_Exercise directions:_ Once you have read the records below, restate them word for word.

Segment Start: Source data

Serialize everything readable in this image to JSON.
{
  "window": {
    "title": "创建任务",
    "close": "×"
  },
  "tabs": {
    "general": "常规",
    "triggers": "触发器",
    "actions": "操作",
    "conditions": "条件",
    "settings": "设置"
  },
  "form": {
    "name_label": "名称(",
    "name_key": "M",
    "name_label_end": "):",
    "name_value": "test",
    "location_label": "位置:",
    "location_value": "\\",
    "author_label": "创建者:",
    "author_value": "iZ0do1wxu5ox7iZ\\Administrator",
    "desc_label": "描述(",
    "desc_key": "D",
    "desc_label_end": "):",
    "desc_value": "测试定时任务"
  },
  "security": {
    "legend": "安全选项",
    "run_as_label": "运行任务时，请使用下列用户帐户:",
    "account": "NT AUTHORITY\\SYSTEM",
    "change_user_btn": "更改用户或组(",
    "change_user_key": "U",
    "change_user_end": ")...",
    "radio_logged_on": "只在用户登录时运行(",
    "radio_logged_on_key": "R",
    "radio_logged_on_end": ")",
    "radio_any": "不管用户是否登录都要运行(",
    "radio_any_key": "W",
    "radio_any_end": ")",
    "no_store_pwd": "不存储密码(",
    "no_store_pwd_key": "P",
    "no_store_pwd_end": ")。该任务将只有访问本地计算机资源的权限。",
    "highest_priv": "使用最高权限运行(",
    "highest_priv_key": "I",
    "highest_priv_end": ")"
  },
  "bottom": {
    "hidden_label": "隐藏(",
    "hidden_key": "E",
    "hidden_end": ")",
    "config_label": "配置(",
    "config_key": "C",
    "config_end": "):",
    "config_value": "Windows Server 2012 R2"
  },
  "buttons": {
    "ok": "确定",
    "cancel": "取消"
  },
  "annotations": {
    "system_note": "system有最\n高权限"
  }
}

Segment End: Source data

_Response for this exercise:_
Serialize everything readable in this image to JSON.
{
  "window": {
    "title": "创建任务",
    "close": "×"
  },
  "tabs": {
    "general": "常规",
    "triggers": "触发器",
    "actions": "操作",
    "conditions": "条件",
    "settings": "设置"
  },
  "form": {
    "name_label": "名称(",
    "name_key": "M",
    "name_label_end": "):",
    "name_value": "test",
    "location_label": "位置:",
    "location_value": "\\",
    "author_label": "创建者:",
    "author_value": "iZ0do1wxu5ox7iZ\\Administrator",
    "desc_label": "描述(",
    "desc_key": "D",
    "desc_label_end": "):",
    "desc_value": "测试定时任务"
  },
  "security": {
    "legend": "安全选项",
    "run_as_label": "运行任务时，请使用下列用户帐户:",
    "account": "NT AUTHORITY\\SYSTEM",
    "change_user_btn": "更改用户或组(",
    "change_user_key": "U",
    "change_user_end": ")...",
    "radio_logged_on": "只在用户登录时运行(",
    "radio_logged_on_key": "R",
    "radio_logged_on_end": ")",
    "radio_any": "不管用户是否登录都要运行(",
    "radio_any_key": "W",
    "radio_any_end": ")",
    "no_store_pwd": "不存储密码(",
    "no_store_pwd_key": "P",
    "no_store_pwd_end": ")。该任务将只有访问本地计算机资源的权限。",
    "highest_priv": "使用最高权限运行(",
    "highest_priv_key": "I",
    "highest_priv_end": ")"
  },
  "bottom": {
    "hidden_label": "隐藏(",
    "hidden_key": "E",
    "hidden_end": ")",
    "config_label": "配置(",
    "config_key": "C",
    "config_end": "):",
    "config_value": "Windows Server 2012 R2"
  },
  "buttons": {
    "ok": "确定",
    "cancel": "取消"
  },
  "annotations": {
    "system_note": "system有最\n高权限"
  }
}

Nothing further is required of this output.